Having a main Pantone color along with coordinating shades allows endless mixing and matching. You may also realize you’re drawn to multiple color families, like both warm reds and cool blues. Pantone mixing sets make blending color families easy. Avoid choosing more than 5 colors total to keep your palette cohesive.

Find Official Pantone Numbers

Once decided on your perfect Pantone match, note the precise Pantone number. This allows consistent recreation of the color when needed for printing projects, graphic design, web design, manufacturing, and more. You can reference official Pantone publications either online or in print. Or use Pantone’s digital tools to extract the color codes.

Here are the key Pantone color identifiers:

Pantone Code Example What It Indicates
PANTONE 19-4052 Classic Blue 19-4052 The Color Number identifies the exact pigment blend.
TPX PANTONE 19-4052 TPX The color paper stock used in fan guides.
C PANTONE 19-4052 C Marks colors from the coated guide with a glossy finish.
U PANTONE 19-4052 U Indicates colors from the uncoated guide with a matte finish.

Note all the identifiers like TPX and C or U to call out your chosen color correctly. The unique Pantone number ensures accurate matching every time.

Find Corresponding Codes in Other Color Systems

Pantone also provides conversion tables letting you find equivalent colors in other standardized color models like CMYK or RGB. This allows designers and programmers to adapt your Pantone shade into designs using non-Pantone color libraries. Use the guides below to convert:

Color Model What It Is Conversion Tables
CMYK Colors used for 4-color printing press. Pantone+ CMYK Guide
RGB Red, green, blue light model used online and digitally. Pantone Color Bridge Guide RGB values
HEX Hexadecimal web color codes used in HTML and CSS. Pantone Color Manager or Adobe Color

Professional designers can best determine needed conversions, but knowing equivalent codes helps you use your Pantone color everywhere.

Use Your Personal Pantone Colors

Once you’ve gone through the selection process, put your personalized Pantone colors to use!

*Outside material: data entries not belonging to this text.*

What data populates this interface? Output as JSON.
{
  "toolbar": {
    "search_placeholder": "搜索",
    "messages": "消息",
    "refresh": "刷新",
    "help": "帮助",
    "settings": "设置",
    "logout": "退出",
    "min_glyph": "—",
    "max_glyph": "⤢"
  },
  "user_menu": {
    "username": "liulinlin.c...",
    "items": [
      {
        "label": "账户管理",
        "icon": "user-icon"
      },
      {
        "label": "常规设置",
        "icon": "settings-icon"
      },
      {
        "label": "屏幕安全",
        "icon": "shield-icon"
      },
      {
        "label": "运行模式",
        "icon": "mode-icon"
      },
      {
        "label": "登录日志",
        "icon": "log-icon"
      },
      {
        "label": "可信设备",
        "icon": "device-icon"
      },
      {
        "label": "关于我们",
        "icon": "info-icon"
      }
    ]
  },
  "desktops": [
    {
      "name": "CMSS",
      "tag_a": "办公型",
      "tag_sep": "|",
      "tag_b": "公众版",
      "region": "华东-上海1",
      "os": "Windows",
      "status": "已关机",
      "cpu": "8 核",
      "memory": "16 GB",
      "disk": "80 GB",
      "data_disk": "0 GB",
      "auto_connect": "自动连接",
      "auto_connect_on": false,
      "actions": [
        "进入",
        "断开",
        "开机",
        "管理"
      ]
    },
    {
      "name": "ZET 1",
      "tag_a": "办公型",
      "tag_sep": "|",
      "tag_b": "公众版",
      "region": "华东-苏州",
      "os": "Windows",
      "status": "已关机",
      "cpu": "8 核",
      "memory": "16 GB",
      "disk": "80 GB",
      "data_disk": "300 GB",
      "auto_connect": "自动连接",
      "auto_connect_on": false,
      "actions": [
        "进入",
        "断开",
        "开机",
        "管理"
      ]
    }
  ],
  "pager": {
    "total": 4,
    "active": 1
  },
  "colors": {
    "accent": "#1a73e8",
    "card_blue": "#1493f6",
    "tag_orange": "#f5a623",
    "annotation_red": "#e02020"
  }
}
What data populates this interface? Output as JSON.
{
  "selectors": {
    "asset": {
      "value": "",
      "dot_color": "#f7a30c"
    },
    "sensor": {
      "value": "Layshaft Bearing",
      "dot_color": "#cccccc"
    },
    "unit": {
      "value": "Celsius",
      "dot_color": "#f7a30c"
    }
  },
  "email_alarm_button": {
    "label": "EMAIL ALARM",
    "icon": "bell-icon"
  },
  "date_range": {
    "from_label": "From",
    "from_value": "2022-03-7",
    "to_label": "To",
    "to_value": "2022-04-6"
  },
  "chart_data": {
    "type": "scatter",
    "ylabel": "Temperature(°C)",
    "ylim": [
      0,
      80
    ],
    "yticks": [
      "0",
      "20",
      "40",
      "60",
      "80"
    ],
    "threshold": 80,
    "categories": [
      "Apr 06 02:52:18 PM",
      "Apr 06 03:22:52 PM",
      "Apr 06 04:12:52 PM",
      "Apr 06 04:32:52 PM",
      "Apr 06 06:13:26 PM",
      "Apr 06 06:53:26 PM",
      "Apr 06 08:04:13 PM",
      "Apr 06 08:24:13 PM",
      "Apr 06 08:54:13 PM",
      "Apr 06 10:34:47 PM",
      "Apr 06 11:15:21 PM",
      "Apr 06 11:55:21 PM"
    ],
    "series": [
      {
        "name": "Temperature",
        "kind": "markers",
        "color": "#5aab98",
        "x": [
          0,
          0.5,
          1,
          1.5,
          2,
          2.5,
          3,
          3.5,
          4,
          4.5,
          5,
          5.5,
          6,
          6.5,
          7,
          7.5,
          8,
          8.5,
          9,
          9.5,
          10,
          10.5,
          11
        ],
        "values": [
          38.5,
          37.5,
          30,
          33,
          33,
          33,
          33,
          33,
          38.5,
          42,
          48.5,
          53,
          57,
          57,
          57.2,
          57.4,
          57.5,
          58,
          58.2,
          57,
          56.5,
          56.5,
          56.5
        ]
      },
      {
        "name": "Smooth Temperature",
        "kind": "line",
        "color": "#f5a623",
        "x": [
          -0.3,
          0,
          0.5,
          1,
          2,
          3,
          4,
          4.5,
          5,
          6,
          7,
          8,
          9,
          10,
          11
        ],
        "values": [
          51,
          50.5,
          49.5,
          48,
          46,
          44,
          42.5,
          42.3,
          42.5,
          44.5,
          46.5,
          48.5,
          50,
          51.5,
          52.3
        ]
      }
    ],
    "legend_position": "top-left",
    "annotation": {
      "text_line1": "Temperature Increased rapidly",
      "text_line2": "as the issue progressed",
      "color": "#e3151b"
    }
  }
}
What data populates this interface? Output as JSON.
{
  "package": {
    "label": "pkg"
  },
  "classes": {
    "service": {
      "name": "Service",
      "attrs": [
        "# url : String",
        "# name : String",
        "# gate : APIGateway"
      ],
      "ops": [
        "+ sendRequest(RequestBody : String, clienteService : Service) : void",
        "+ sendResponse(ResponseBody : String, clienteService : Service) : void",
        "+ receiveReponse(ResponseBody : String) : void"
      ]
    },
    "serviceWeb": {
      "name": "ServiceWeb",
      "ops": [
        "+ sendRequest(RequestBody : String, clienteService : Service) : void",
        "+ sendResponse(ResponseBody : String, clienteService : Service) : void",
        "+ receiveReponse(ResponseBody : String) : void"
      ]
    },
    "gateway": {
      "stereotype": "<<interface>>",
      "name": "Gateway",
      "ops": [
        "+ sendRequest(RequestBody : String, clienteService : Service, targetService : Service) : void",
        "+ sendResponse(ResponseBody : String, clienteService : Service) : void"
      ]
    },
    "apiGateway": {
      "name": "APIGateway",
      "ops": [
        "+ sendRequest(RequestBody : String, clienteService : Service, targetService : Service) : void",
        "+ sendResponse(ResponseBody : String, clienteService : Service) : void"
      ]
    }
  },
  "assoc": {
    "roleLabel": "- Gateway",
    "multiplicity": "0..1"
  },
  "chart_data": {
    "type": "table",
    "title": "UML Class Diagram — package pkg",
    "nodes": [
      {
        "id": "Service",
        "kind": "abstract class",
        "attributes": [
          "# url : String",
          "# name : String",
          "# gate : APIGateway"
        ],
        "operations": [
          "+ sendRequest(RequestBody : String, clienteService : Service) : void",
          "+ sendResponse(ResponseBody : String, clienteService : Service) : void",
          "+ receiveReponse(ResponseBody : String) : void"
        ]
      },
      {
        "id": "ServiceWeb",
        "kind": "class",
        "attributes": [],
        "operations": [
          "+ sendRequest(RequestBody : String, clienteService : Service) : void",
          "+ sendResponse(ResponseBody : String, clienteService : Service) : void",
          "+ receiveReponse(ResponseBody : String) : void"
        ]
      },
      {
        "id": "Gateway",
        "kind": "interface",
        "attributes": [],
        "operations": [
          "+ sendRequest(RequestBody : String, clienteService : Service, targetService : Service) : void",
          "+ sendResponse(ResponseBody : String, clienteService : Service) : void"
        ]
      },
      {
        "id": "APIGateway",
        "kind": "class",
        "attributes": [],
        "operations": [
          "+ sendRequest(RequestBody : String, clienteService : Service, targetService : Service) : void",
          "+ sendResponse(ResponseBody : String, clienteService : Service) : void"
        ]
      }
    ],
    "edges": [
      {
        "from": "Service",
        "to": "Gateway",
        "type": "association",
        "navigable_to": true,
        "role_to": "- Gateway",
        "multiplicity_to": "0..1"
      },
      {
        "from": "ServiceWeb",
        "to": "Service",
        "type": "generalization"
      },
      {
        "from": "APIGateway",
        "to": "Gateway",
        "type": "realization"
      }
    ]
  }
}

Here are some ways to incorporate your shades across design, branding, fashion, and more:

  • Add colors to your website or graphics
  • Produce custom printed materials and signage
  • Develop product prototypes and packaging
  • Create presentations, stationery, and brochures
  • Paint walls or accent furniture
  • Commission fabric for custom clothing
  • Produce embellished invitations, decor, and accessories
  • Purchase planners, tech accessories, and tools in your hue

Your unique Pantone color palette offers endless possibilities to make items distinctly your own. Referencing official Pantone codes guarantees color accuracy as you use your signature shades.

Purchase Official Pantone Products

In addition to professional design applications, Pantone offers licensed consumer products to display your colors:

  • Pantone Mugs and Water Bottles – Available in 40 top Pantone Colors
  • Pantone Phone Cases – Over 100 models for Apple, Samsung, Google
  • Pantone Posters and Wall Decor – Vintage travel posters in iconic Pantone colors
  • Pantone Apparel and Accessories – Totes, scarves, hats, jewelry in a rainbow of hues
  • Pantone Home Decor – Pillows, mugs, trays, and more
  • Pantone Stationery – Notebooks, stickers, pens, paper in special Pantone collections

For one-of-a-kind personalized products, Pantone also partners with Casetify to offer custom phone cases. You can design your own case with your exact Pantone color integrated.


Finding your personal Pantone colors provides a fun way to define hues representing your style and personality. By understanding the Pantone system, considering your color purpose, viewing physical and digital samples, and referencing official Pantone guides, you can select signature shades that speak to you. Your customized color palette can then be integrated across design projects, merchandise, fashion pieces, branding, decorating, and more. Pantone’s standardized system ensures your special colors are accurately implemented whenever and wherever you need. So embrace the rainbow and find colors that authentically reflect who you are!